Recreate the listing that follows line for line, without pictures.

———

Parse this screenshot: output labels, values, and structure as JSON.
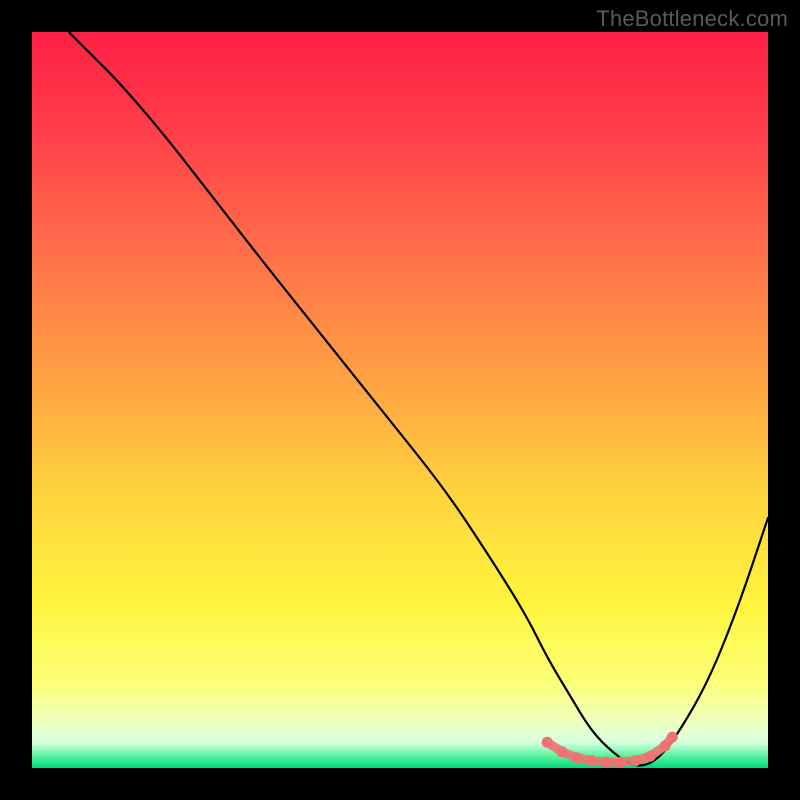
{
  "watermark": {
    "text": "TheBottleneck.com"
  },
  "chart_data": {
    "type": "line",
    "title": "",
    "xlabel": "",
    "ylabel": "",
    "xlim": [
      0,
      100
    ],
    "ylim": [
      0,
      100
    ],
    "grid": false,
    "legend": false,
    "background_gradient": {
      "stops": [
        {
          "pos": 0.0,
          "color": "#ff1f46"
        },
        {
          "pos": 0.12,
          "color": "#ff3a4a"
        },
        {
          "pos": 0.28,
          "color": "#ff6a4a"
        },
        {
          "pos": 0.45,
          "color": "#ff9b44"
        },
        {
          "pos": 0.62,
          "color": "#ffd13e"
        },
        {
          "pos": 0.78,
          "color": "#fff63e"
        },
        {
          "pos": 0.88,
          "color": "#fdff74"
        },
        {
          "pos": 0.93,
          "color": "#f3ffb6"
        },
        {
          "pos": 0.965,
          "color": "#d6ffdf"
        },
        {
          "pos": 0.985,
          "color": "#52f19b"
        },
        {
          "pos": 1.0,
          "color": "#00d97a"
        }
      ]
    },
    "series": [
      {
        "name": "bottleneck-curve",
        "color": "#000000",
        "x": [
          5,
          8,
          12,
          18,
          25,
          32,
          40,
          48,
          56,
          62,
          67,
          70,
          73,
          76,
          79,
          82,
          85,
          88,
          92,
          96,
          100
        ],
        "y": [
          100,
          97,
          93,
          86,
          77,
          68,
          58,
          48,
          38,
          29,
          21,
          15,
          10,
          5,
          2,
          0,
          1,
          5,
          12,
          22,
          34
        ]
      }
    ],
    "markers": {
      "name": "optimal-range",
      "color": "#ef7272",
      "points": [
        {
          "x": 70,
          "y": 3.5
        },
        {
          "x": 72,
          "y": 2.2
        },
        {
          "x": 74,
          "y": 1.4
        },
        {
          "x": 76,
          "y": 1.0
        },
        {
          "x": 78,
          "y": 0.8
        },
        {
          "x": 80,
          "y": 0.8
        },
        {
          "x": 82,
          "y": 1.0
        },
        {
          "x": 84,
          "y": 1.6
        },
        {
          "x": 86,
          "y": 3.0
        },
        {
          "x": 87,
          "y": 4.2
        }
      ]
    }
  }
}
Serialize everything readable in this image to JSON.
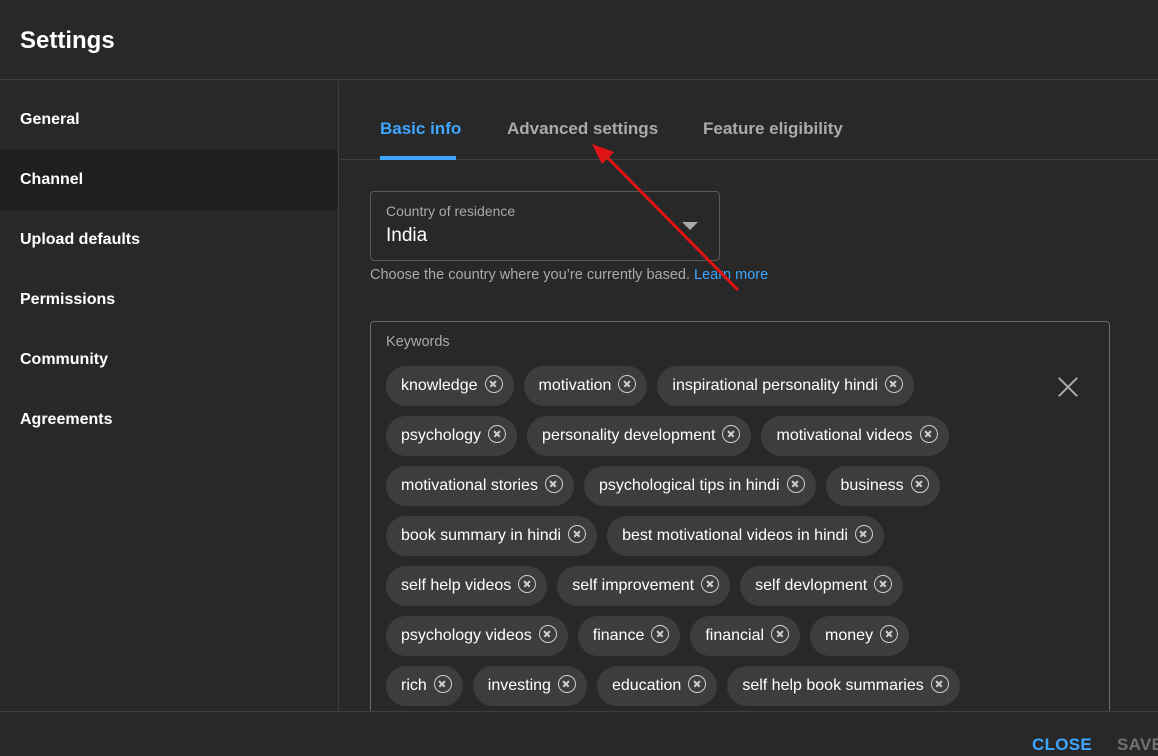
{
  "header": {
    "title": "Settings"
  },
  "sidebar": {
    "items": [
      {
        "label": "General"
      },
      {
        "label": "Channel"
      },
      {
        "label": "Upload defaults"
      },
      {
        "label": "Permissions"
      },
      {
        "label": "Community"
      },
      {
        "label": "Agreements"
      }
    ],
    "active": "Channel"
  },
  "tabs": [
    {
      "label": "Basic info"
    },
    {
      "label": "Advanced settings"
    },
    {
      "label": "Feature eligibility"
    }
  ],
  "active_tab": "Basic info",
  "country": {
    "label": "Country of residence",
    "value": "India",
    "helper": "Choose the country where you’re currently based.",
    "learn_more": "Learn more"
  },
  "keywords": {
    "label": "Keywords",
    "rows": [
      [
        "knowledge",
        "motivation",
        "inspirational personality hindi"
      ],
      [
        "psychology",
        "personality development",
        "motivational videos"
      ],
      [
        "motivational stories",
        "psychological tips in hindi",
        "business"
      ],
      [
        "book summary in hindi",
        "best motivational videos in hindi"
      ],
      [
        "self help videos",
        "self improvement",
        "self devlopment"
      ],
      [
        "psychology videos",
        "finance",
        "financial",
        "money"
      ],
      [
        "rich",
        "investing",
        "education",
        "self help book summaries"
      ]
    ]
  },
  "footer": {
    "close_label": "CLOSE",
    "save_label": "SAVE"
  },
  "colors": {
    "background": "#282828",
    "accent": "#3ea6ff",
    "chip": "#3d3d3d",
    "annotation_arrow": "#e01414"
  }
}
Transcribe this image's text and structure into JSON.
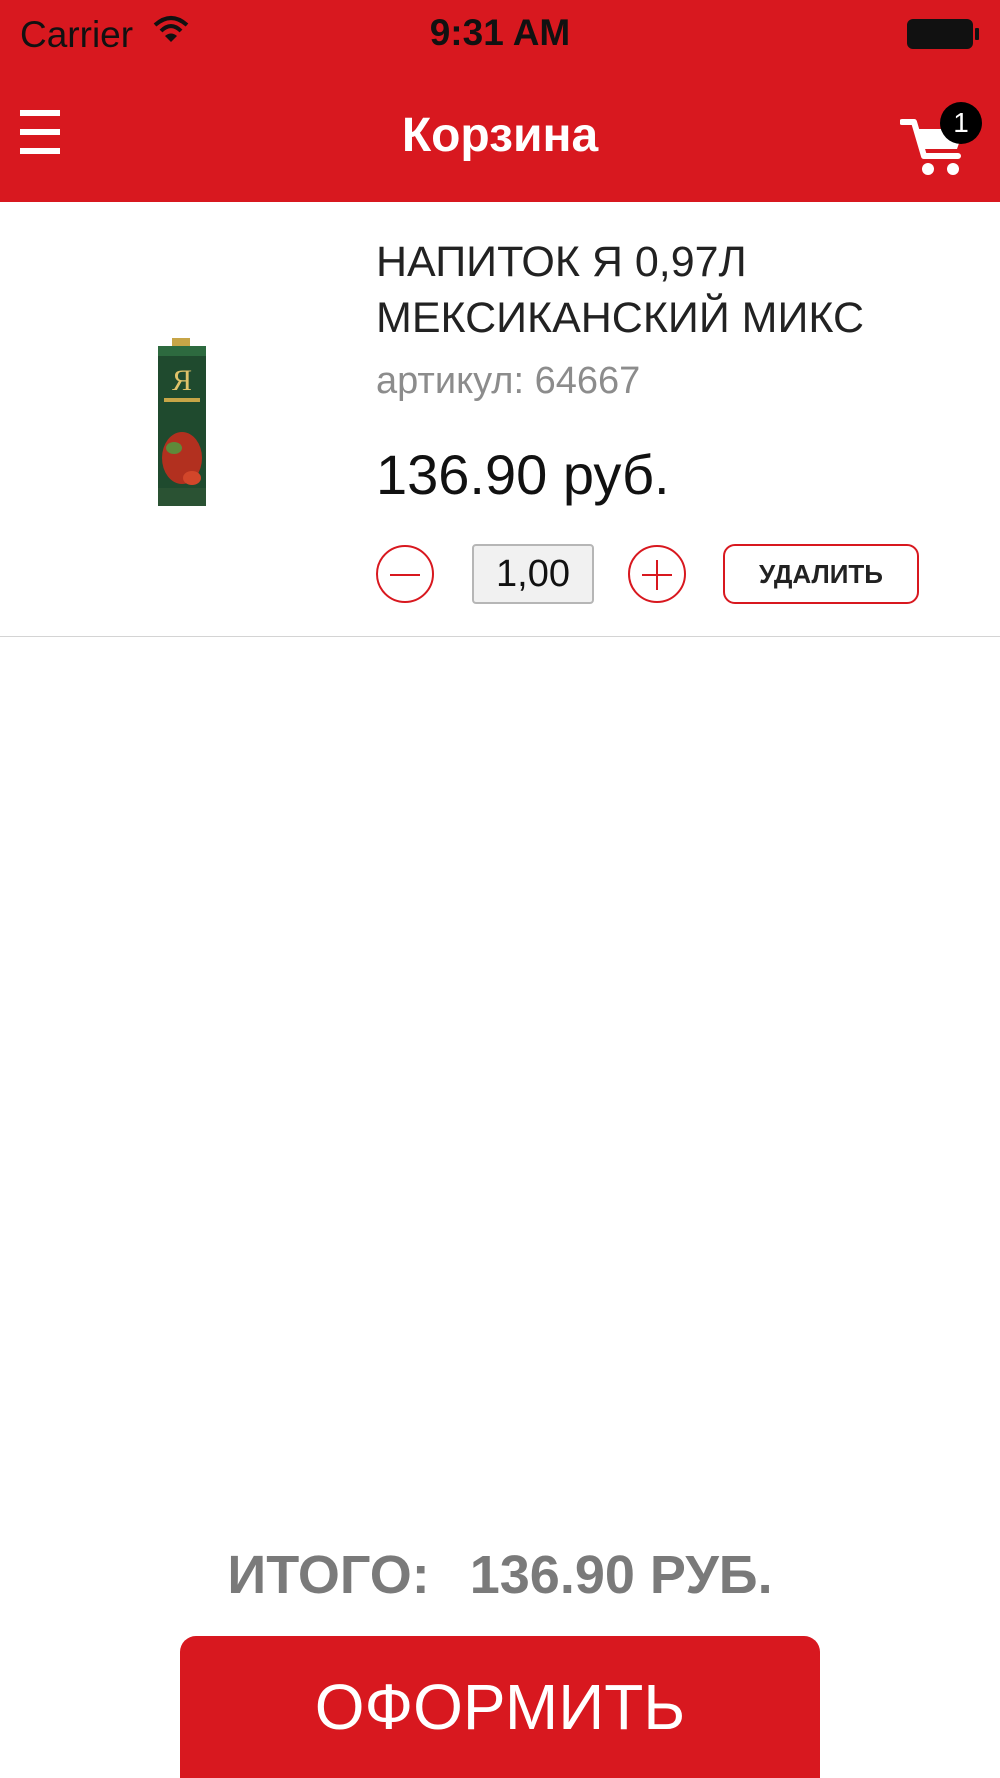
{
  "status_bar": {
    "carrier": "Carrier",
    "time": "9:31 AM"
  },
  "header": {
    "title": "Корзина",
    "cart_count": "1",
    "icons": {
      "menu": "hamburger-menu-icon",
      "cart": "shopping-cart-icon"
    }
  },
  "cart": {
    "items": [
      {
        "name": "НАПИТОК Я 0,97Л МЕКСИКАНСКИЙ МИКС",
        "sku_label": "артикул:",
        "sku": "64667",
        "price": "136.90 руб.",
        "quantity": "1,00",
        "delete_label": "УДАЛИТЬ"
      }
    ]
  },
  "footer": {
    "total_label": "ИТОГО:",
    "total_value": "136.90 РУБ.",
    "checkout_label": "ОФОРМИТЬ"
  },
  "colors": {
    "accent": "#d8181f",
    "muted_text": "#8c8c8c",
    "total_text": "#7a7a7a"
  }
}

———

(Response)
Parse this screenshot: output labels, values, and structure as JSON.
{
  "watermark": {
    "text": "TheBottleneck.com"
  },
  "chart_data": {
    "type": "line",
    "title": "",
    "xlabel": "",
    "ylabel": "",
    "xlim": [
      0,
      100
    ],
    "ylim": [
      0,
      100
    ],
    "grid": false,
    "legend": false,
    "background_gradient": {
      "stops": [
        {
          "pos": 0.0,
          "color": "#ff1f46"
        },
        {
          "pos": 0.12,
          "color": "#ff3a4a"
        },
        {
          "pos": 0.28,
          "color": "#ff6a4a"
        },
        {
          "pos": 0.45,
          "color": "#ff9b44"
        },
        {
          "pos": 0.62,
          "color": "#ffd13e"
        },
        {
          "pos": 0.78,
          "color": "#fff63e"
        },
        {
          "pos": 0.88,
          "color": "#fdff74"
        },
        {
          "pos": 0.93,
          "color": "#f3ffb6"
        },
        {
          "pos": 0.965,
          "color": "#d6ffdf"
        },
        {
          "pos": 0.985,
          "color": "#52f19b"
        },
        {
          "pos": 1.0,
          "color": "#00d97a"
        }
      ]
    },
    "series": [
      {
        "name": "bottleneck-curve",
        "color": "#000000",
        "x": [
          5,
          8,
          12,
          18,
          25,
          32,
          40,
          48,
          56,
          62,
          67,
          70,
          73,
          76,
          79,
          82,
          85,
          88,
          92,
          96,
          100
        ],
        "y": [
          100,
          97,
          93,
          86,
          77,
          68,
          58,
          48,
          38,
          29,
          21,
          15,
          10,
          5,
          2,
          0,
          1,
          5,
          12,
          22,
          34
        ]
      }
    ],
    "markers": {
      "name": "optimal-range",
      "color": "#ef7272",
      "points": [
        {
          "x": 70,
          "y": 3.5
        },
        {
          "x": 72,
          "y": 2.2
        },
        {
          "x": 74,
          "y": 1.4
        },
        {
          "x": 76,
          "y": 1.0
        },
        {
          "x": 78,
          "y": 0.8
        },
        {
          "x": 80,
          "y": 0.8
        },
        {
          "x": 82,
          "y": 1.0
        },
        {
          "x": 84,
          "y": 1.6
        },
        {
          "x": 86,
          "y": 3.0
        },
        {
          "x": 87,
          "y": 4.2
        }
      ]
    }
  }
}
Serialize everything readable in this image to JSON.
{
  "header": {
    "title": "Settings"
  },
  "sidebar": {
    "items": [
      {
        "label": "General"
      },
      {
        "label": "Channel"
      },
      {
        "label": "Upload defaults"
      },
      {
        "label": "Permissions"
      },
      {
        "label": "Community"
      },
      {
        "label": "Agreements"
      }
    ],
    "active": "Channel"
  },
  "tabs": [
    {
      "label": "Basic info"
    },
    {
      "label": "Advanced settings"
    },
    {
      "label": "Feature eligibility"
    }
  ],
  "active_tab": "Basic info",
  "country": {
    "label": "Country of residence",
    "value": "India",
    "helper": "Choose the country where you’re currently based.",
    "learn_more": "Learn more"
  },
  "keywords": {
    "label": "Keywords",
    "rows": [
      [
        "knowledge",
        "motivation",
        "inspirational personality hindi"
      ],
      [
        "psychology",
        "personality development",
        "motivational videos"
      ],
      [
        "motivational stories",
        "psychological tips in hindi",
        "business"
      ],
      [
        "book summary in hindi",
        "best motivational videos in hindi"
      ],
      [
        "self help videos",
        "self improvement",
        "self devlopment"
      ],
      [
        "psychology videos",
        "finance",
        "financial",
        "money"
      ],
      [
        "rich",
        "investing",
        "education",
        "self help book summaries"
      ]
    ]
  },
  "footer": {
    "close_label": "CLOSE",
    "save_label": "SAVE"
  },
  "colors": {
    "background": "#282828",
    "accent": "#3ea6ff",
    "chip": "#3d3d3d",
    "annotation_arrow": "#e01414"
  }
}
Transcribe this image's text and structure into JSON.
{
  "status_bar": {
    "carrier": "Carrier",
    "time": "9:31 AM"
  },
  "header": {
    "title": "Корзина",
    "cart_count": "1",
    "icons": {
      "menu": "hamburger-menu-icon",
      "cart": "shopping-cart-icon"
    }
  },
  "cart": {
    "items": [
      {
        "name": "НАПИТОК Я 0,97Л МЕКСИКАНСКИЙ МИКС",
        "sku_label": "артикул:",
        "sku": "64667",
        "price": "136.90 руб.",
        "quantity": "1,00",
        "delete_label": "УДАЛИТЬ"
      }
    ]
  },
  "footer": {
    "total_label": "ИТОГО:",
    "total_value": "136.90 РУБ.",
    "checkout_label": "ОФОРМИТЬ"
  },
  "colors": {
    "accent": "#d8181f",
    "muted_text": "#8c8c8c",
    "total_text": "#7a7a7a"
  }
}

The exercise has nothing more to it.